Does today's media shape consumer psyche in ways that were impossible during apartheid?
Jacobs takes a probing look at television commercials and the representation of South Africans, reality television shows and South African continental expansion, soap operas and postapartheid identity politics, and the internet as a space for reassertions and reconfigurations of identity
In Media in Postapartheid South Africa, author Sean Jacobs turns to media politics and the consumption of media as a way to understand recent political developments in the country and their relations with the African continent and the world.
Jacobs looks at how mass media defines the physical and human geography of the society and what it means for comprehending changing notions of citizenship in postapartheid South Africa.
He claims that the media has unprecedented control over the distribution of public goods, rights claims and South Africa’s integration into the global political economy in ways that were impossible under the state-controlled media that dominated the apartheid years.
Jacobs takes a probing look at television commercials and the representation of South Africans, reality television shows and South African continental expansion, soap operas and postapartheid identity politics, and the internet as a space for reassertions and reconfigurations of identity.
As South Africa becomes more integrated into the global economy, the author argues that local media has more weight in shaping how consumers view these products in unexpected and consequential ways.

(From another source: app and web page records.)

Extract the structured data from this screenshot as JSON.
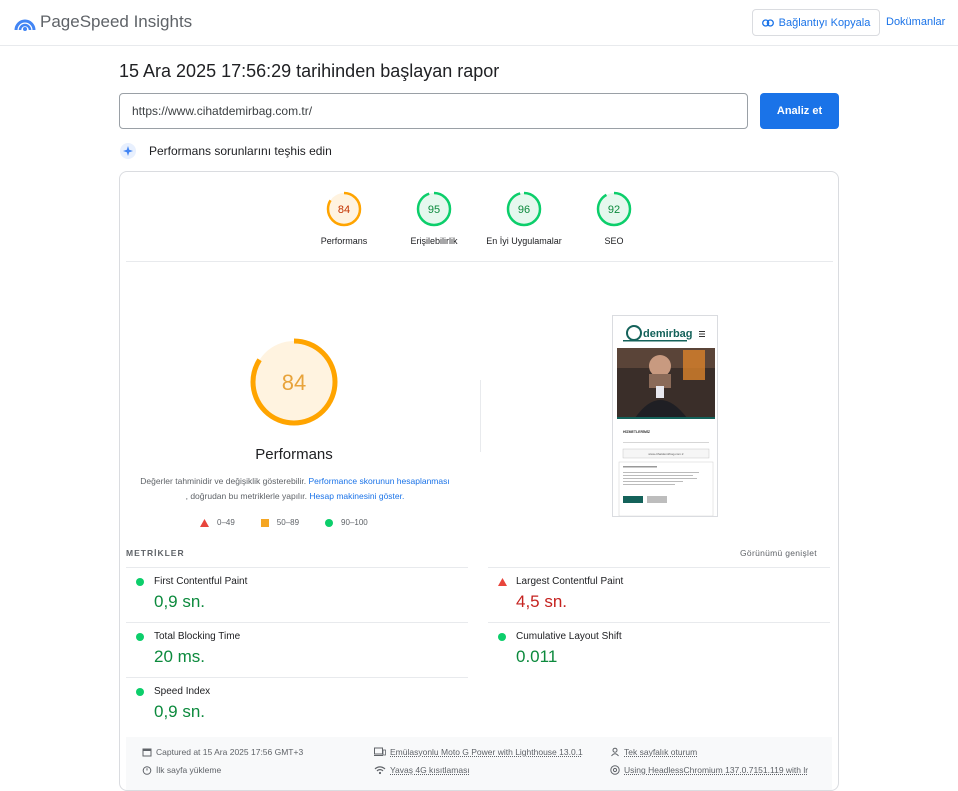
{
  "header": {
    "brand": "PageSpeed Insights",
    "copy_link": "Bağlantıyı Kopyala",
    "docs": "Dokümanlar"
  },
  "report": {
    "title": "15 Ara 2025 17:56:29 tarihinden başlayan rapor",
    "url_value": "https://www.cihatdemirbag.com.tr/",
    "analyze_label": "Analiz et",
    "diagnose_label": "Performans sorunlarını teşhis edin"
  },
  "scores": [
    {
      "label": "Performans",
      "value": "84",
      "status": "average"
    },
    {
      "label": "Erişilebilirlik",
      "value": "95",
      "status": "good"
    },
    {
      "label": "En İyi Uygulamalar",
      "value": "96",
      "status": "good"
    },
    {
      "label": "SEO",
      "value": "92",
      "status": "good"
    }
  ],
  "performance": {
    "score": "84",
    "title": "Performans",
    "desc_1": "Değerler tahminidir ve değişiklik gösterebilir. ",
    "desc_link_1": "Performance skorunun hesaplanması",
    "desc_2": " , doğrudan bu metriklerle yapılır. ",
    "desc_link_2": "Hesap makinesini göster."
  },
  "legend": [
    {
      "label": "0–49",
      "shape": "triangle",
      "color": "#e8453c"
    },
    {
      "label": "50–89",
      "shape": "square",
      "color": "#f5a623"
    },
    {
      "label": "90–100",
      "shape": "circle",
      "color": "#0cce6b"
    }
  ],
  "metrics_section": {
    "header": "METRİKLER",
    "expand": "Görünümü genişlet"
  },
  "metrics": [
    {
      "name": "First Contentful Paint",
      "value": "0,9 sn.",
      "status": "good"
    },
    {
      "name": "Largest Contentful Paint",
      "value": "4,5 sn.",
      "status": "bad"
    },
    {
      "name": "Total Blocking Time",
      "value": "20 ms.",
      "status": "good"
    },
    {
      "name": "Cumulative Layout Shift",
      "value": "0.011",
      "status": "good"
    },
    {
      "name": "Speed Index",
      "value": "0,9 sn.",
      "status": "good"
    }
  ],
  "footer": {
    "captured": "Captured at 15 Ara 2025 17:56 GMT+3",
    "first_load": "İlk sayfa yükleme",
    "device": "Emülasyonlu Moto G Power with Lighthouse 13.0.1",
    "throttle": "Yavaş 4G kısıtlaması",
    "session": "Tek sayfalık oturum",
    "browser": "Using HeadlessChromium 137.0.7151.119 with lr"
  },
  "screenshot_preview": {
    "site_logo": "demirbag",
    "section_label": "HİZMETLERİMİZ",
    "url_strip": "www.cihatdemirbag.com.tr"
  },
  "colors": {
    "accent": "#1a73e8",
    "good": "#0cce6b",
    "average": "#ffa400",
    "bad": "#e8453c"
  }
}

Sean Jacobs proposes a new agenda for the study of culture in contemporary South Africa by focusing on media infrastructures that condition, select, and edit the sorts of information that are available. Jacobs’s work will be read for its revelations about the nature of citizenship and public engagement in our media saturated age.
— Daniel R Magaziner, author of The Law and the Prophets: Black Consciousness in South Africa, 1968–1977
Sean Jacobs takes a unique approach to tell a comprehensive story of postapartheid South Africa and African society. Media consolidates and enacts the victory of a particular image of what South Africa ought to be. This is an incredibly powerful story, which is much bigger than media, but to which media gives us access.
— Herman Wasserman, author of Tabloid Journalism in South Africa
- Article provided by Wits University Press